Electronic Thesis and Dissertation Repository


Doctor of Philosophy


Mechanical and Materials Engineering


Dr. Thomas R. Jenkyn

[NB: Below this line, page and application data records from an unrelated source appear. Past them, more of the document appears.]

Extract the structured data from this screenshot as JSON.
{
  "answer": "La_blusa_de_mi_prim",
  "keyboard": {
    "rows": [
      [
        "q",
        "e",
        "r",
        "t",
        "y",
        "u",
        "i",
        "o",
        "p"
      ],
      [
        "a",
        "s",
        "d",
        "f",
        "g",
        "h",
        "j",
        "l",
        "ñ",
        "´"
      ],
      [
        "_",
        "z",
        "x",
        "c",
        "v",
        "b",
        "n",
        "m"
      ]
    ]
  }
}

Biomechanical investigations involving the characterization of biomaterials or improvement of implant design often employ finite element (FE) analysis. However, the contemporary method of developing a FE mesh from computed tomography scans involves much manual intervention and can be a tedious process. Researchers will often focus their efforts on creating a single highly validated FE model at the expense of incorporating variability of anatomical geometry and material properties, thus limiting the applicability of their findings. The goal of this thesis was to address this issue through the use of a statistical shape model (SSM). A SSM is a probabilistic description of the variation in the shape of a given class of object. (Additional scalar data, such as an elastic constant, can also be incorporated into the model.) By discretizing a sample (i.e. training set) of unique objects of the same class using a set of corresponding nodes, the main modes of shape variation within that shape class are discovered via principal component analysis. By combining the principal components using different linear combinations, new shape instances are created, each with its own unique geometry while retaining the characteristics of its shape class. In this thesis, FE models of the human craniofacial skeleton (CFS) were first validated to establish their viability. A mesh morphing procedure was then developed to map one mesh onto the geometry of 22 other CFS models forming a training set for a SSM of the CFS. After verifying that FE results derived from morphed meshes were no different from those obtained using meshes created with contemporary methods, a SSM of the human CFS was created, and 1000 CFS FE meshes produced. It was found that these meshes accurately described the geometric variation in human population, and were used in a Monte Carlo analysis of facial fracture, finding past studies attempting to characterize the fracture probability of the zygomatic bone are overly conservative.

morphing code.zip (14154 kB)